In this method, you make gravity corrections before the boil, which means you will need to take the gravity reading after the mash. Here is how to do it:

1. Start by calculating the gravity points you are targeting. For instance, if your recipe has a target original gravity of 1.065 and a post-boil volume of 1.3 gallons, it means your beer will require 85 gravity points to be able to achieve the 1.3 x 65 mark.
2. If your gravity reading is 1.035 before the boil, multiply the 35 points by your kettle’s pre-boil volume. That way, you will be able to calculate the gravity in your kettle. For instance, if your kettle has 2.2 gallons, the total points are 2.2 x 35 = 77.
3. If you deduct your current gravity from your expected gravity, you will get 8 points (85 – 77 = 8).
4. Remember that the dry malt extract comes with a potential of 46 points, and so you will need to divide 8 by 46 to obtain the DME pounds you need. In this example, you will need to add 0.17 pounds of dry malt extract (8 / 46 = 0.17).

## What Will I Do if I Have Added Too Much Dry Malt Extract and the Original Gravity Is Too High?

If you got your DME measurements wrong and have added too much dry malt extract making the original gravity too high, you can dilute with water. Thanks to Brad Smith, here is a formula that will help you calculate the amount of water to add.

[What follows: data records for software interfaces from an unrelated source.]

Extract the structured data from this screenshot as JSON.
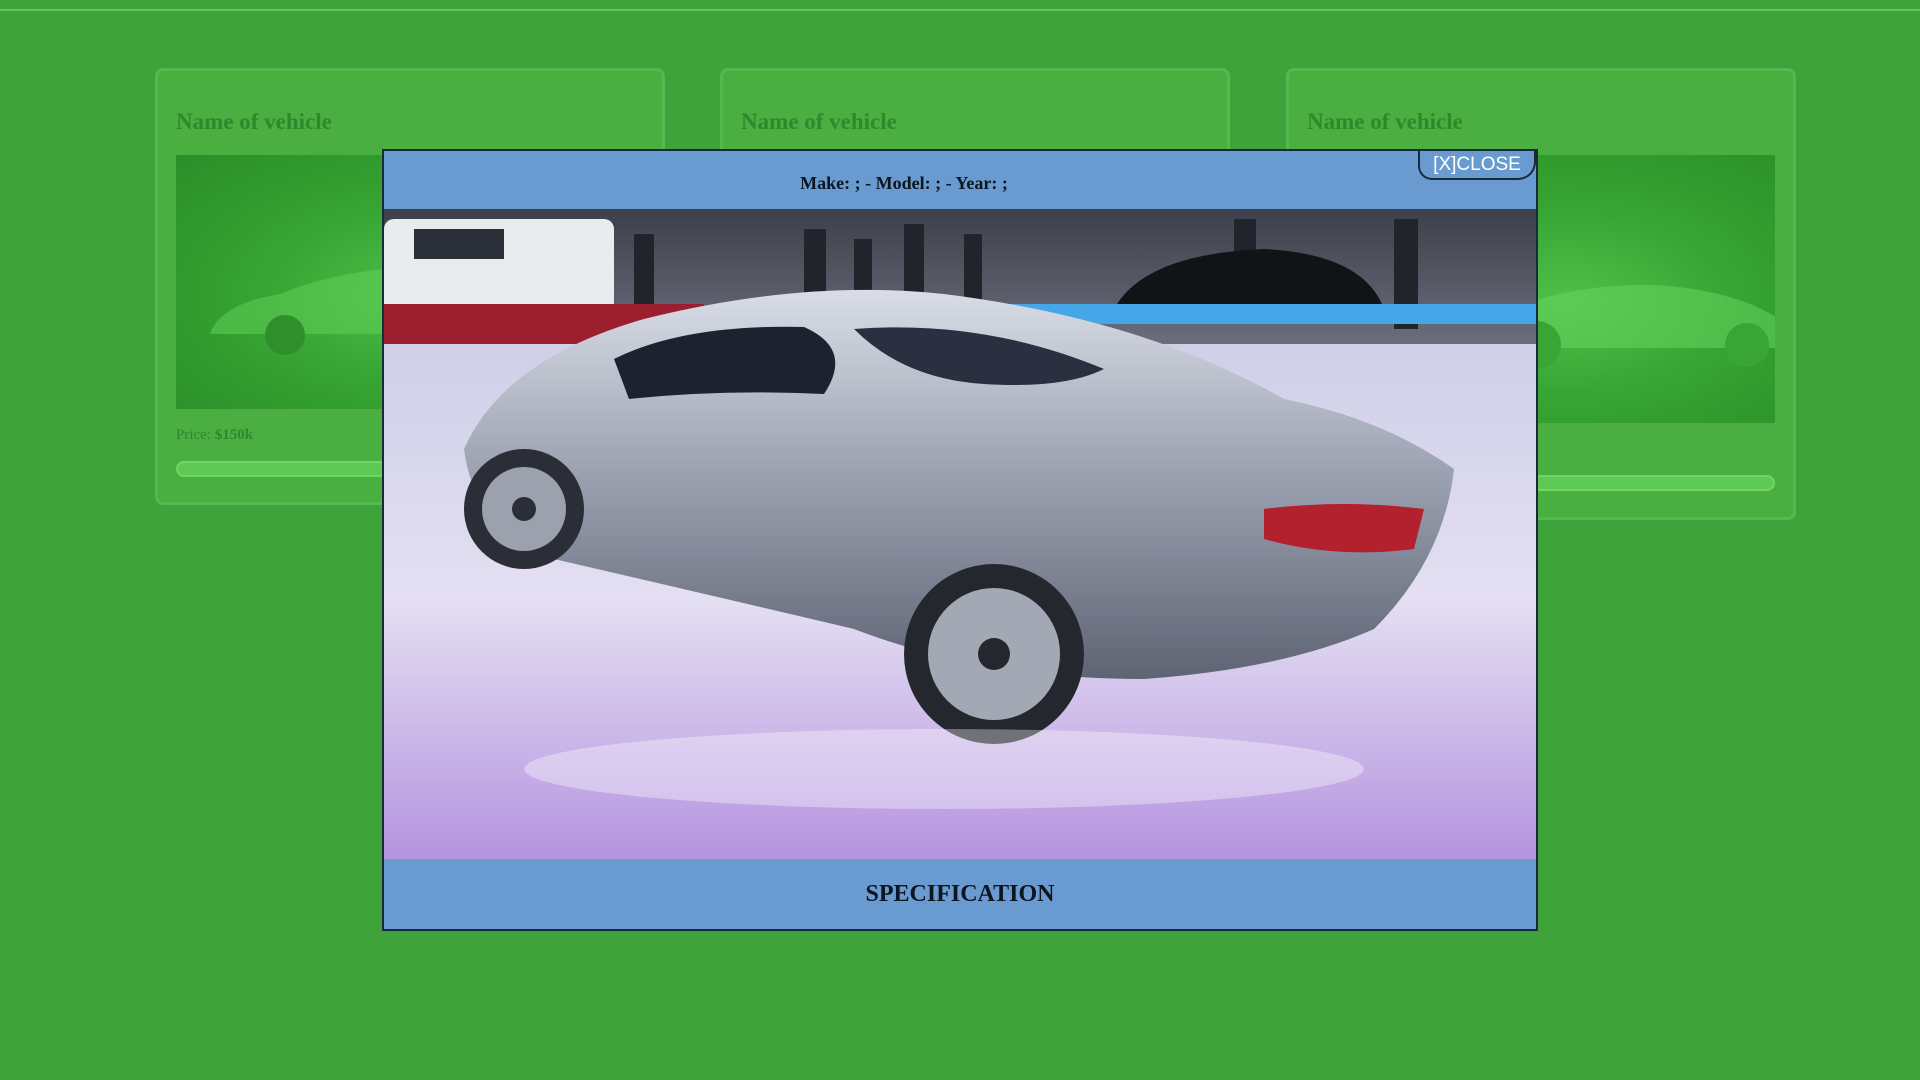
{
  "cards": [
    {
      "title": "Name of vehicle",
      "price_label": "Price:",
      "price_value": "$150k",
      "image": "vehicle-photo"
    },
    {
      "title": "Name of vehicle",
      "image": "vehicle-photo"
    },
    {
      "title": "Name of vehicle",
      "image": "vehicle-photo"
    }
  ],
  "modal": {
    "meta": "Make: ; - Model: ; - Year: ;",
    "close_label": "[X]CLOSE",
    "photo": "silver-supercar-photo",
    "spec_heading": "SPECIFICATION"
  },
  "colors": {
    "page_background": "#3ea33a",
    "card_background": "#4aae40",
    "modal_background": "#6a9bd0",
    "card_text": "#2c8a2c"
  }
}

• If you wanted an original gravity of 1.060 but you ended up with 1.065, take the points of your current original gravity and multiply them by the final volume.
• For instance, if the volume is 1.3 gallons and you have 84.5 points, divide 84.5 / 60 to get the amount in gallons. In our case, it is 84.5 / 60 = 1.41.
• Deduct the volume you were targeting from this volume to get how much water to add. In our case, it is 1.41 – 1.3 = 0.11 gallons.